Peloton Q3 earnings show huge revenue and membership spikes

Lucas Matney
Peloton's flagship product, a tech-enabled stationary bike.

Peloton bested Wall Street's high expectations, delivering a huge quarterly earnings report Wednesday that showed revenues climbing 66%. In after-hours trading, the connected fitness company's stock bounced around rising and dipping below the stock's previous all-time high.

The company posted total revenues of $524.6 million for the quarter, besting estimates of $488.5 million. The company detailed a loss of $.20 per share. Total members grew from 2.0 million in Q2 to 2.6 million in Q3, a 30% quarter-over-quarter increase. In March, the company announced it was extending the free trial period from 30 to 90 days for digital subscriptions not tied to the company bike or treadmill hardware.

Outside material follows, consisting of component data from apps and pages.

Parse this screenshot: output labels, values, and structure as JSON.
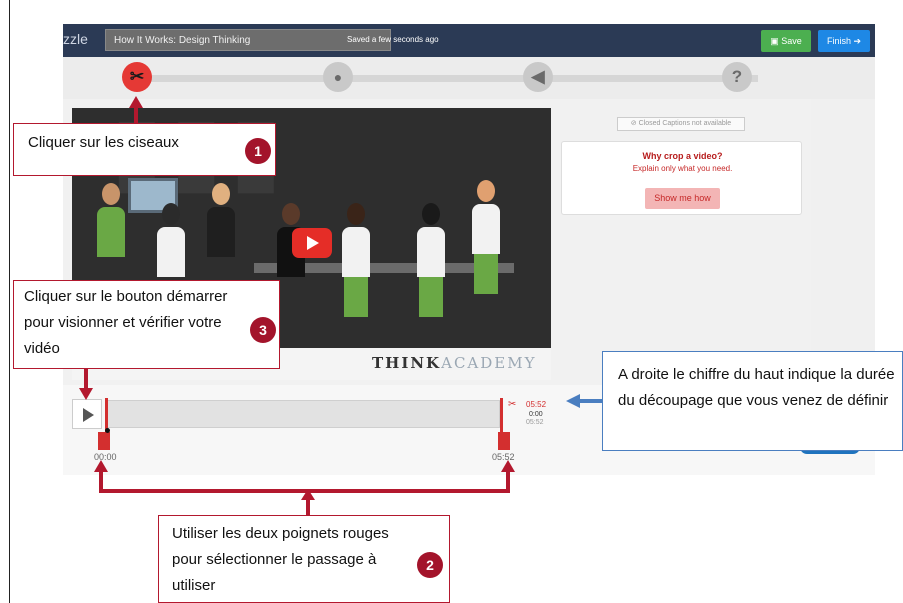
{
  "app": {
    "brand": "zzle",
    "title": "How It Works: Design Thinking",
    "save_status": "Saved a few seconds ago",
    "save_label": "Save",
    "finish_label": "Finish"
  },
  "steps": [
    {
      "name": "crop",
      "icon": "scissors-icon",
      "glyph": "✂",
      "active": true
    },
    {
      "name": "voice",
      "icon": "microphone-icon",
      "glyph": "🎤",
      "active": false
    },
    {
      "name": "audio",
      "icon": "speaker-icon",
      "glyph": "◀",
      "active": false
    },
    {
      "name": "quiz",
      "icon": "question-icon",
      "glyph": "?",
      "active": false
    }
  ],
  "video": {
    "logo_a": "THINK",
    "logo_b": "ACADEMY"
  },
  "sidebar": {
    "captions": "⊘ Closed Captions not available",
    "card_title": "Why crop a video?",
    "card_subtitle": "Explain only what you need.",
    "card_button": "Show me how"
  },
  "timeline": {
    "start": "00:00",
    "end": "05:52",
    "crop_duration": "05:52",
    "current": "0:00",
    "total": "05:52",
    "scissors": "✂"
  },
  "callouts": {
    "c1": {
      "text": "Cliquer sur les ciseaux",
      "num": "1"
    },
    "c2": {
      "text": "Utiliser les deux poignets rouges pour sélectionner le passage à utiliser",
      "num": "2"
    },
    "c3": {
      "text": "Cliquer sur le bouton démarrer pour visionner et vérifier votre vidéo",
      "num": "3"
    },
    "right": {
      "text": "A droite le chiffre du haut indique la durée du découpage que vous venez de définir"
    }
  },
  "colors": {
    "accent_red": "#a3142b",
    "topbar": "#2b3a55",
    "save": "#4caf50",
    "finish": "#1e88e5",
    "arrow_blue": "#4a7ec0"
  }
}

The company sells a connected bike that retails for $2,245 and a treadmill that costs $4,295.

Peloton has proven to be one of the few public stocks to find an opportunity in the COVID-19 pandemic, as user growth surges due to gym closures and shelter-in-place orders. Peloton aimed to seize on the opportunity, boosting sales and marketing expenses by 53%, to $154.8 million in Q3.

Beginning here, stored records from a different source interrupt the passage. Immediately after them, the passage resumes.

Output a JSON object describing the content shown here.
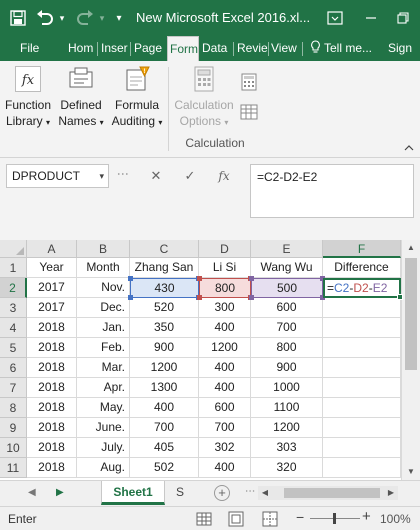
{
  "window": {
    "title": "New Microsoft Excel 2016.xl..."
  },
  "tabs": {
    "file": "File",
    "home": "Hom",
    "insert": "Inser",
    "page": "Page",
    "formulas": "Form",
    "data": "Data",
    "review": "Revie",
    "view": "View",
    "tell": "Tell me...",
    "sign": "Sign"
  },
  "ribbon": {
    "function_library": {
      "line1": "Function",
      "line2": "Library"
    },
    "defined_names": {
      "line1": "Defined",
      "line2": "Names"
    },
    "formula_auditing": {
      "line1": "Formula",
      "line2": "Auditing"
    },
    "calculation_options": {
      "line1": "Calculation",
      "line2": "Options"
    },
    "group_label": "Calculation"
  },
  "formula_bar": {
    "name_box": "DPRODUCT",
    "formula": "=C2-D2-E2"
  },
  "grid": {
    "columns": [
      "A",
      "B",
      "C",
      "D",
      "E",
      "F"
    ],
    "rows": [
      "1",
      "2",
      "3",
      "4",
      "5",
      "6",
      "7",
      "8",
      "9",
      "10",
      "11"
    ],
    "header": [
      "Year",
      "Month",
      "Zhang San",
      "Li Si",
      "Wang Wu",
      "Difference"
    ],
    "data": [
      [
        "2017",
        "Nov.",
        "430",
        "800",
        "500"
      ],
      [
        "2017",
        "Dec.",
        "520",
        "300",
        "600"
      ],
      [
        "2018",
        "Jan.",
        "350",
        "400",
        "700"
      ],
      [
        "2018",
        "Feb.",
        "900",
        "1200",
        "800"
      ],
      [
        "2018",
        "Mar.",
        "1200",
        "400",
        "900"
      ],
      [
        "2018",
        "Apr.",
        "1300",
        "400",
        "1000"
      ],
      [
        "2018",
        "May.",
        "400",
        "600",
        "1100"
      ],
      [
        "2018",
        "June.",
        "700",
        "700",
        "1200"
      ],
      [
        "2018",
        "July.",
        "405",
        "302",
        "303"
      ],
      [
        "2018",
        "Aug.",
        "502",
        "400",
        "320"
      ]
    ],
    "active_cell_formula_tokens": {
      "eq": "=",
      "c": "C2",
      "op1": "-",
      "d": "D2",
      "op2": "-",
      "e": "E2"
    }
  },
  "sheets": {
    "active": "Sheet1",
    "next": "S"
  },
  "status": {
    "mode": "Enter",
    "zoom": "100%"
  },
  "colors": {
    "brand": "#217346",
    "ref_c": "#4472c4",
    "ref_d": "#c0504d",
    "ref_e": "#8064a2"
  }
}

The company has been negatively affected as well, being forced to close their showrooms and suspend production of live classes in their dedicated studios. In recent weeks, the company has shifted to at-home exercise classes live-streamed from their instructors' homes.

For investors, the big question is how much of this growth they'll be able to hold onto once the pandemic ends. Users with the company's hardware are obviously much less likely to churn from digital subscriptions, but Wall Street will undoubtedly be watching to see how many of those free trial users convert post-lockdown.